Unfortunately none of this information has translated into the government changing the dietary guidelines, which means that many people are still buying into the low-fat dogma. With many researchers and scientists having made their careers out of the low fat paradigm, it is unsurprising perhaps that they are willing now to admit the huge error that has wrecked public health. A news story one week touting the merits of fat often misses the mark by still demonising saturated fats and promoting plant-based products, and is often followed by another news story telling us that fats are still responsible for heart disease and that raised cholesterol will kill you. No wonder everyone is confused! If you would like to learn more about the dietary guidelines and how you can help to bring about change, visit the Public Health Collaboration website and become part of a campaign for better health.

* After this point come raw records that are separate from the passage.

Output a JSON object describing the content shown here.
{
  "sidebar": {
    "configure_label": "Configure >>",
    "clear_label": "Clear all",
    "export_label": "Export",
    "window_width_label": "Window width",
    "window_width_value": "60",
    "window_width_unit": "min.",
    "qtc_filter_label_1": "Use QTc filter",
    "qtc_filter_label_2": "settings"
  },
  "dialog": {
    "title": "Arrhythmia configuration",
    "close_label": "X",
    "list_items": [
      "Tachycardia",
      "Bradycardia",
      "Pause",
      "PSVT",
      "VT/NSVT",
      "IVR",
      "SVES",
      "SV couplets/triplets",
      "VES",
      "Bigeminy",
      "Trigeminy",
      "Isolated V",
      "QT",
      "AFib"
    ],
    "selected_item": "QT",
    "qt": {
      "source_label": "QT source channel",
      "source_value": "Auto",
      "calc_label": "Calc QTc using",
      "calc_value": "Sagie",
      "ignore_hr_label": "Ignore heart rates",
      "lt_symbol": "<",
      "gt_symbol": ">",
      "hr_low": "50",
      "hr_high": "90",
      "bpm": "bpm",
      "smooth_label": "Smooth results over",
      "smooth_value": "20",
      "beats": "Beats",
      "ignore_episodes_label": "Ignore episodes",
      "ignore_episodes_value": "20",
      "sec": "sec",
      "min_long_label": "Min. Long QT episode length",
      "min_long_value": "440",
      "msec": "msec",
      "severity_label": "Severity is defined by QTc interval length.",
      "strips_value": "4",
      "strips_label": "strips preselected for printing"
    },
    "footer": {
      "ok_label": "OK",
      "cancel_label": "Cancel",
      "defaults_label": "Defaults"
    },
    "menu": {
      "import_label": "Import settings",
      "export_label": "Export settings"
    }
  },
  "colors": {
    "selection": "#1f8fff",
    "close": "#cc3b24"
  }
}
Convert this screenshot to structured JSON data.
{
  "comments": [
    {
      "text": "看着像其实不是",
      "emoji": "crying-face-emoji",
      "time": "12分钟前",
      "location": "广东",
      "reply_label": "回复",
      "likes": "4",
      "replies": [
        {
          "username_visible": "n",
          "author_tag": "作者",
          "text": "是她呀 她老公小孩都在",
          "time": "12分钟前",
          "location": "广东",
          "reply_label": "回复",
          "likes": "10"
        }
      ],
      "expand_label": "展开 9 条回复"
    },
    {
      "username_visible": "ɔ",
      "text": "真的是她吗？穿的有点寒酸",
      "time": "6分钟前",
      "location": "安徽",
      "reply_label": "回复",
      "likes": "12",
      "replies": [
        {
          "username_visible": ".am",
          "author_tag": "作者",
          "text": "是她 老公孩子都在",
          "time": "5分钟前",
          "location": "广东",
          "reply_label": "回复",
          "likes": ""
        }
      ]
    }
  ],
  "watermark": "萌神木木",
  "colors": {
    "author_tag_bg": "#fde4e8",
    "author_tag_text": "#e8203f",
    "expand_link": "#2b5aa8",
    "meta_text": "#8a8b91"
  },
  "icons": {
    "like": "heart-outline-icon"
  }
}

So what can you do to improve your health and conquer the outdated fear of fat?

  • Include foods that are naturally fatty – fatty meats, fatty fish, full fat dairy, etc… as part of every meal to make sure you are getting adequate amounts.
  • Cook with stable fats such as tallow, lard, butter and suet.
  • Stop cutting the fat off your meat.
  • Eat the chicken with the skin on.
  • Remember to reduce your carbohydrate intake in line with your increase in fats.

Not only will you reap the benefits that these foods will nourish your body with – you will also enjoy the mouth-watering deliciousness they have to offer!